She tried to rasp out the words, “Get away from me or I’ll kill you!” but her mouth was still filled with dust, and she could only cough weakly.
Two hands began moving the rubble off her.
That’s very strange behavior for a spider.
Suddenly the spider’s face was very near her own. It looked exactly like a human being, a rather handsome one at that.
“You’re safe now,” it said as it began lifting her up.
She was trying to remember whether spiders could lie when she passed out again.
PART I EGYPT
This time she was able to open both eyes, and was almost blinded by the brilliant whiteness of her surroundings. She wondered if her left arm was working yet. She was able to move it slightly, but it felt strange. She looked at it and saw a pair of tubes going into it. That meant something, but she couldn’t quite think of what.
Her head still hurt, and her eyes had trouble staying focused. She tried to wiggle her toes. It felt like they were moving. She looked to make sure, and found that she couldn’t see them.
“My feet!” she rasped. “Where are my feet?”
She heard a deep masculine chuckle, and then a hand pulled away what she only then recognized as a bedsheet, revealing her bare feet.
“They were hiding from you,” said an amused voice with a cultivated British accent.
She stared at the owner of the voice. It was the same face she’d seen in the tomb. He was a tall man, a bit on the lean side, tanned from long exposure to the sun. His hair had probably been sandy at one point, but it had been bleached almost white by the sun. She’d been right, back in the tomb: he was handsome, though at the moment he needed a shave and a change of clothes.
“Welcome back to the world. I thought we were going to lose you for a while there. It was quite a trip; I drove you all the way here from Edfu.”
“Where is here?”
“You’re in the Cairo Hospital.”
She stared at him without speaking.
“Where are my manners?” he said. “Allow me to introduce myself. I am Kevin Mason.” He paused. “And you are . . . ?”
“Lara Croft,” repeated Mason. “I’ve heard of you.”
She continued staring at him, trying to get her brain to function. “Kevin Mason,” she repeated.
She frowned. “You can’t be Kevin Mason, the archaeologist. I know him.”
“I’m his son—Kevin Mason Junior.” He smiled. “Just Kevin to my friends.”
“I’ve read all your father’s books,” said Lara. “He’s one of my heroes.”
“He’s one of mine, too,” said Mason. “That’s why I followed in his footsteps. I’m an archaeologist, too.”
She tried to clear the cobwebs from her mind. “You saved my life.”
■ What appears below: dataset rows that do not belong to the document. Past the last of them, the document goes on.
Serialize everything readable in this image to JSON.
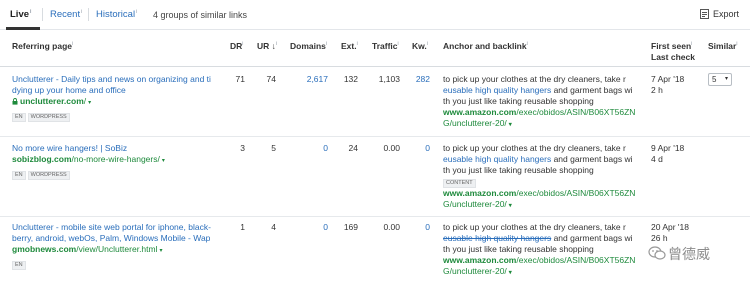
{
  "tabs": {
    "live": "Live",
    "recent": "Recent",
    "historical": "Historical",
    "info": "i"
  },
  "groups_text": "4 groups of similar links",
  "export_label": "Export",
  "columns": {
    "referring_page": "Referring page",
    "dr": "DR",
    "ur": "UR",
    "domains": "Domains",
    "ext": "Ext.",
    "traffic": "Traffic",
    "kw": "Kw.",
    "anchor": "Anchor and backlink",
    "first_seen": "First seen",
    "last_check": "Last check",
    "similar": "Similar",
    "info": "i",
    "ur_sort": "↓"
  },
  "rows": [
    {
      "title_line1": "Unclutterer - Daily tips and news on organizing and ti",
      "title_line2": "dying up your home and office",
      "domain": "unclutterer.com",
      "path": "/",
      "tags": [
        "EN",
        "WORDPRESS"
      ],
      "dr": "71",
      "ur": "74",
      "domains": "2,617",
      "ext": "132",
      "traffic": "1,103",
      "kw": "282",
      "anchor_pre": "to pick up your clothes at the dry cleaners, take r",
      "anchor_link": "eusable high quality hangers",
      "anchor_mid": " and garment bags wi",
      "anchor_post": "th you just like taking reusable shopping",
      "content_tag": "",
      "target_domain": "www.amazon.com",
      "target_path1": "/exec/obidos/ASIN/B06XT56ZN",
      "target_path2": "G/unclutterer-20/",
      "first_seen": "7 Apr '18",
      "last_check": "2 h",
      "similar": "5"
    },
    {
      "title_line1": "No more wire hangers! | SoBiz",
      "title_line2": "",
      "domain": "sobizblog.com",
      "path": "/no-more-wire-hangers/",
      "tags": [
        "EN",
        "WORDPRESS"
      ],
      "dr": "3",
      "ur": "5",
      "domains": "0",
      "ext": "24",
      "traffic": "0.00",
      "kw": "0",
      "anchor_pre": "to pick up your clothes at the dry cleaners, take r",
      "anchor_link": "eusable high quality hangers",
      "anchor_mid": " and garment bags wi",
      "anchor_post": "th you just like taking reusable shopping",
      "content_tag": "CONTENT",
      "target_domain": "www.amazon.com",
      "target_path1": "/exec/obidos/ASIN/B06XT56ZN",
      "target_path2": "G/unclutterer-20/",
      "first_seen": "9 Apr '18",
      "last_check": "4 d",
      "similar": ""
    },
    {
      "title_line1": "Unclutterer - mobile site web portal for iphone, black-",
      "title_line2": "berry, android, webOs, Palm, Windows Mobile - Wap",
      "domain": "gmobnews.com",
      "path": "/view/Unclutterer.html",
      "tags": [
        "EN"
      ],
      "dr": "1",
      "ur": "4",
      "domains": "0",
      "ext": "169",
      "traffic": "0.00",
      "kw": "0",
      "anchor_pre": "to pick up your clothes at the dry cleaners, take r",
      "anchor_link": "eusable high quality hangers",
      "anchor_mid": " and garment bags wi",
      "anchor_post": "th you just like taking reusable shopping",
      "content_tag": "",
      "target_domain": "www.amazon.com",
      "target_path1": "/exec/obidos/ASIN/B06XT56ZN",
      "target_path2": "G/unclutterer-20/",
      "first_seen": "20 Apr '18",
      "last_check": "26 h",
      "similar": ""
    }
  ],
  "caret": "▾",
  "watermark": "曾德威",
  "colors": {
    "link": "#2a6ebb",
    "url_green": "#1e8a3c",
    "text": "#333333",
    "border": "#e6e9ec"
  }
}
“Just a stroke of luck. I heard—well, felt is probably the proper word—I felt the tomb collapse. And I had to assume that if it hadn’t collapsed in over two thousand years, there had to be a reason, so I had my men help me open it up.” He stared at her. “You were in a bad way. I don’t think you could have survived another hour trapped in there. I carried you to my car and drove to the Edfu infirmary, but they were having one of their periodic power outages, so I brought you here, to Cairo. You’ve been in the hospital for almost five hours now.”
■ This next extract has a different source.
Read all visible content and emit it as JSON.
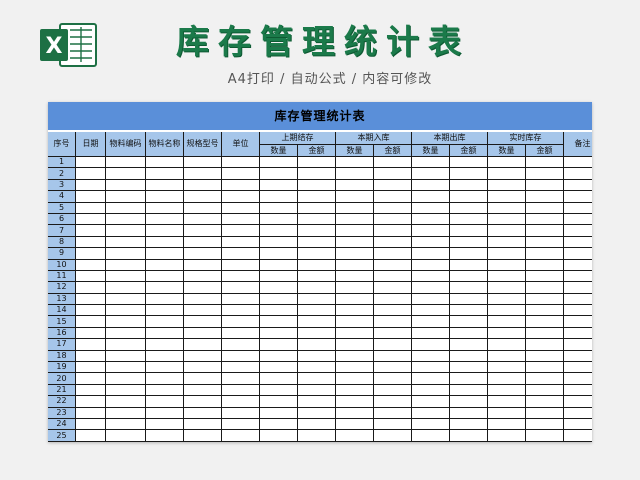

“And when can I get out of here?” asked Lara.
Mason shrugged. “You’ve been banged up pretty thoroughly, and you’ve suffered a severe concussion, but they don’t think anything’s broken. Probably a day or two of bed rest and you’ll be as good as new—though they need to make sure you haven’t done any lasting damage to your lungs by breathing in all that dust.” He smiled.
“Can you find me a mirror?”
“Trust me,” said Mason. “You don’t want to look at yourself. Not right now.”
“Please,” she insisted.